I stayed in the room with the pressure cooker, enjoying the aromatherapy. Once the herb fluid essences filled two ounces in the first receiver, the jar was changed out, then again after three ounces. The process was complete after the third receiver filled three ounces, totaling eight ounces after 1.5 distillation hours. The hydrosol receiving process was slowing down. When the lid was removed, there was less than a cup of water remaining, so it was a good and conservative stop time.
Findings: The picture was taken shortly after refrigeration, so unfortunately the condensation combined with a yellow countertop makes it difficult to see with clarity… I was in such a hurry to keep them preserved! The picture is the second and third batches, as I had to crop out the first batch due to the picture not revealing the true, clear sample that it was.
The scent was amazing… very flowery and citrusy. The first sample was very clear. The second sample was mildly cloudy, very minimal. The last ounce was moderately cloudy; however it still smelt good, yet not quite as stimulating as the first two.
I expected to see some, just a little bit, essential oils separated and floating on the water, however there wasn’t any. The Herbal Medicine Maker’s Handbook by James Green stated that “an extraordinary amount of plant material is needed to have enough oils”. He used 200 Gm with 3 liters of water in his example, and stated “if there is any appreciable volatile oil present”. I someday hope to find “that extraordinary amount” once I have a larger herb garden and perhaps a larger still. I am quite happy with just “the hydrosol” in its milder form over oil.
Usage of Lemon Balm & Hydrosols: According to the Peterson Field Guide to Medicinal Plants and Herbs, 2014, Foster and Duke, Lemon Balm preparations are approved for treatment of sleeplessness caused by nervous conditions and digestive tract spasms. It slows the breakdown of acetylcholine, a messenger compound deficient in brain-cell cultures of Alzheimer’s disease patients. Lemon Balm contains at least eight antiviral compounds (against herpes), eight sedative compounds, and 12 anti-inflammatory components. The leaves have anti-bacterial, antihistaminic, antispasmodic, and antioxidant activity.
Hydrosols can be applied directly to the skin in a lotion, poultice, or fomentation. They can also be taken internally by diluting in water or used as a base in syrups.
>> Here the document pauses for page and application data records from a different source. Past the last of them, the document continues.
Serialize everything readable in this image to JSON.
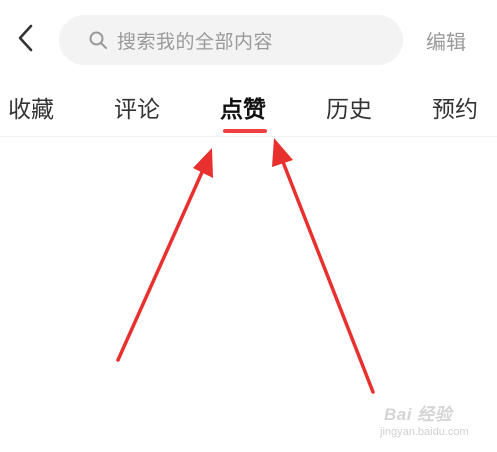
{
  "header": {
    "back_icon": "chevron-left-icon",
    "search": {
      "icon": "search-icon",
      "placeholder": "搜索我的全部内容"
    },
    "edit_label": "编辑"
  },
  "tabs": [
    {
      "label": "收藏",
      "active": false
    },
    {
      "label": "评论",
      "active": false
    },
    {
      "label": "点赞",
      "active": true
    },
    {
      "label": "历史",
      "active": false
    },
    {
      "label": "预约",
      "active": false
    }
  ],
  "colors": {
    "accent": "#f04142",
    "arrow": "#e8302e",
    "search_bg": "#f3f3f3",
    "muted_text": "#9a9a9a"
  },
  "watermark": {
    "brand": "Bai 经验",
    "url": "jingyan.baidu.com"
  }
}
Hydrosols are safer than volatile oils since they don’t contain the bitter substances, so there is less concern if not diluted properly. With that said, I plan to drink the third sample!
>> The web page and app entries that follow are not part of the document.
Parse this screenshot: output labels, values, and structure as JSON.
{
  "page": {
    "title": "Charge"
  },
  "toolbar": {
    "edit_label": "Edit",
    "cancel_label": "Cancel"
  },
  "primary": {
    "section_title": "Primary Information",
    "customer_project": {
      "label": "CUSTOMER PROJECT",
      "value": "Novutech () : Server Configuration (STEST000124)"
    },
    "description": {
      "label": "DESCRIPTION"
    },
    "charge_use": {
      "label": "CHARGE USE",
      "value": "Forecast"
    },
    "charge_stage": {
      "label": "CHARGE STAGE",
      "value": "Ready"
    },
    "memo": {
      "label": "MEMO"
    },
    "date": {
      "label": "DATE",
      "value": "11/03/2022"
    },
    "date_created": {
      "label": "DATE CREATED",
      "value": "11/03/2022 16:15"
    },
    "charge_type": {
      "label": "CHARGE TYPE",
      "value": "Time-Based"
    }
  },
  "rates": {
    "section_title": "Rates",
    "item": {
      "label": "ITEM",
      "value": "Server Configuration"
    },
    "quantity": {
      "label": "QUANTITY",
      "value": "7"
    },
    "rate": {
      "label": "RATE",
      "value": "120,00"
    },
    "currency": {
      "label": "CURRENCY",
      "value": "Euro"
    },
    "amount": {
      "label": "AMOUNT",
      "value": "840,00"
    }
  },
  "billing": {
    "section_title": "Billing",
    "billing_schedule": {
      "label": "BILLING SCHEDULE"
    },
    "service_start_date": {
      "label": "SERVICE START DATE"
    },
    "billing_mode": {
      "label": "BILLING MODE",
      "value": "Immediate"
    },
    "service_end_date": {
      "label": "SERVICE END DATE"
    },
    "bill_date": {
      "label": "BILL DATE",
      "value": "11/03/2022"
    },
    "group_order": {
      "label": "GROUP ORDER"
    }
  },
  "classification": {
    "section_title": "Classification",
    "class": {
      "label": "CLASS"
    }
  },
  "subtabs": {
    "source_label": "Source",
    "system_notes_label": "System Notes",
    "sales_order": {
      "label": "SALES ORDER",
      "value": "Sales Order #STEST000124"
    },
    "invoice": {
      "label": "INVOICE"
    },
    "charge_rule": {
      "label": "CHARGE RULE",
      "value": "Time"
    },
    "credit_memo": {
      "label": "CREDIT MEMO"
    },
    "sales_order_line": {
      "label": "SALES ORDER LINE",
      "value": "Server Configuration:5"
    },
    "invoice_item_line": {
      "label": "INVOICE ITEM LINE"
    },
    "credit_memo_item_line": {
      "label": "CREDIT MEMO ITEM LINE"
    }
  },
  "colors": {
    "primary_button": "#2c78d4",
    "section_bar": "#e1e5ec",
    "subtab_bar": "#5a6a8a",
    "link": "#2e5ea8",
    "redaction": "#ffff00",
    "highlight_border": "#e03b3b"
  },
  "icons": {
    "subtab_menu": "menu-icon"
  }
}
Results: I added one teaspoon of lemon balm hydrosol in black tea- and it was delicious, and I had a great night’s sleep! The first and second samples were labeled and placed in the freezer for future experiments.
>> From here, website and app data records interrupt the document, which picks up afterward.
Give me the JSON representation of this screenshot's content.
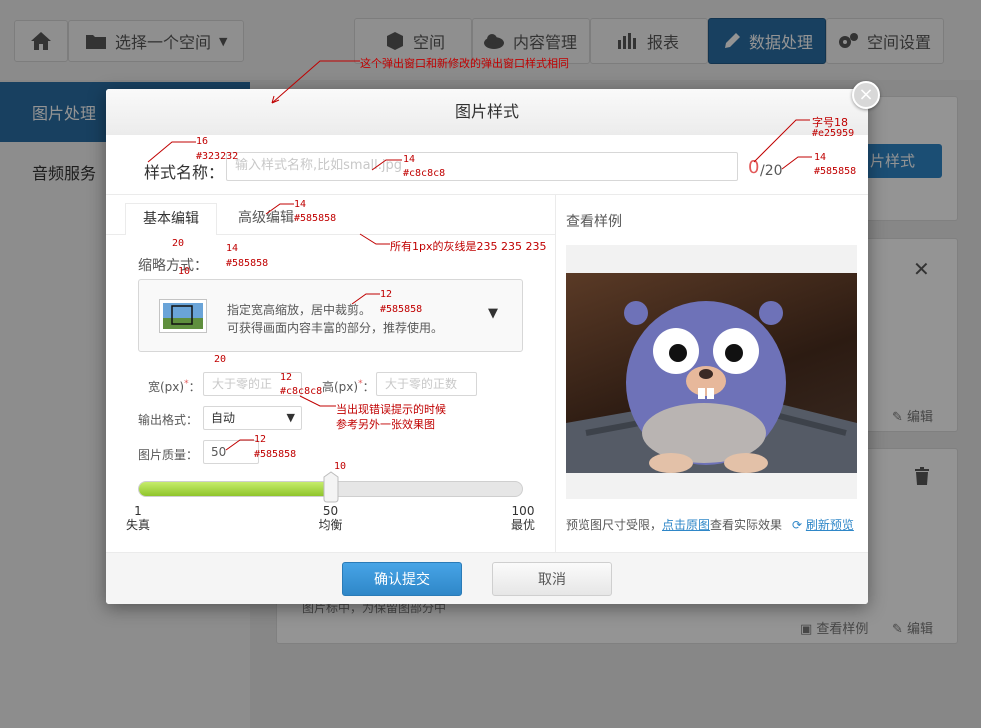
{
  "background": {
    "nav": {
      "space_select": "选择一个空间",
      "space": "空间",
      "content_mgmt": "内容管理",
      "reports": "报表",
      "data_processing": "数据处理",
      "space_settings": "空间设置"
    },
    "sidebar": [
      {
        "label": "图片处理"
      },
      {
        "label": "音频服务"
      }
    ],
    "new_style_button": "片样式",
    "edit_label": "编辑",
    "view_sample_label": "查看样例",
    "partial_text": "图片标中，为保留图部分中"
  },
  "modal": {
    "title": "图片样式",
    "close_glyph": "×",
    "style_name_label": "样式名称：",
    "style_name_placeholder": "输入样式名称,比如small.jpg",
    "char_count": "0",
    "char_max": "/20",
    "tabs": [
      {
        "label": "基本编辑"
      },
      {
        "label": "高级编辑"
      }
    ],
    "preview_header": "查看样例",
    "scale_label": "缩略方式：",
    "scale_option_line1": "指定宽高缩放，居中裁剪。",
    "scale_option_line2": "可获得画面内容丰富的部分，推荐使用。",
    "width_label": "宽(px)",
    "height_label": "高(px)",
    "required_mark": "*",
    "colon": "：",
    "width_placeholder": "大于零的正",
    "height_placeholder": "大于零的正数",
    "output_label": "输出格式：",
    "output_value": "自动",
    "quality_label": "图片质量：",
    "quality_value": "50",
    "slider": {
      "value": 50,
      "min": 0,
      "max": 100,
      "ticks": [
        {
          "num": "1",
          "label": "失真"
        },
        {
          "num": "50",
          "label": "均衡"
        },
        {
          "num": "100",
          "label": "最优"
        }
      ]
    },
    "preview_note": "预览图尺寸受限，",
    "preview_link": "点击原图",
    "preview_note2": "查看实际效果",
    "refresh_label": "刷新预览",
    "confirm_button": "确认提交",
    "cancel_button": "取消"
  },
  "annotations": {
    "a1": "这个弹出窗口和新修改的弹出窗口样式相同",
    "a2": "16",
    "a3": "#323232",
    "a4": "14",
    "a5": "#c8c8c8",
    "a6": "字号18",
    "a7": "#e25959",
    "a8": "14",
    "a9": "#585858",
    "a10": "14",
    "a11": "#585858",
    "a12": "所有1px的灰线是235 235 235",
    "a13": "20",
    "a14": "14",
    "a15": "#585858",
    "a16": "10",
    "a17": "12",
    "a18": "#585858",
    "a19": "20",
    "a20": "12",
    "a21": "#c8c8c8",
    "a22": "当出现错误提示的时候",
    "a23": "参考另外一张效果图",
    "a24": "12",
    "a25": "#585858",
    "a26": "10"
  },
  "colors": {
    "accent_blue": "#2f87c8",
    "counter_red": "#e25959",
    "slider_green": "#9bd12f",
    "line_gray": "#ebebeb"
  }
}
Update on November 7, 2015. I had stored the remaining third sample in the refrigerator and have been consuming it in water from time to time. With three ounces, I had 18 teaspoons or 6 tablespoons. A little bit does go a long ways, using less than a tablespoon for 20 oz of water. It is just as clear and tasty today, about six weeks later.
I did find this statement on aromaweb.com that quotes from a book…”Generally hydrosols with a pH of 5.0 or less last longer than hydrosols with a pH over 5.0. As a very broad rule of thumb, I rate those under 5.0 pH at two years and over 5.0 pH at twelve to eighteen months.” [Suzanne Catty, Hydrosols: The Next Aromatherapy (Rochester, VT: Healing Arts Press, 2001), 147.]
Since I have pH strips (from making kombucha), I was able to test the lemon balm hydrosol, which reads 6 on the pH scale. I am sure it will be consumed well within a year!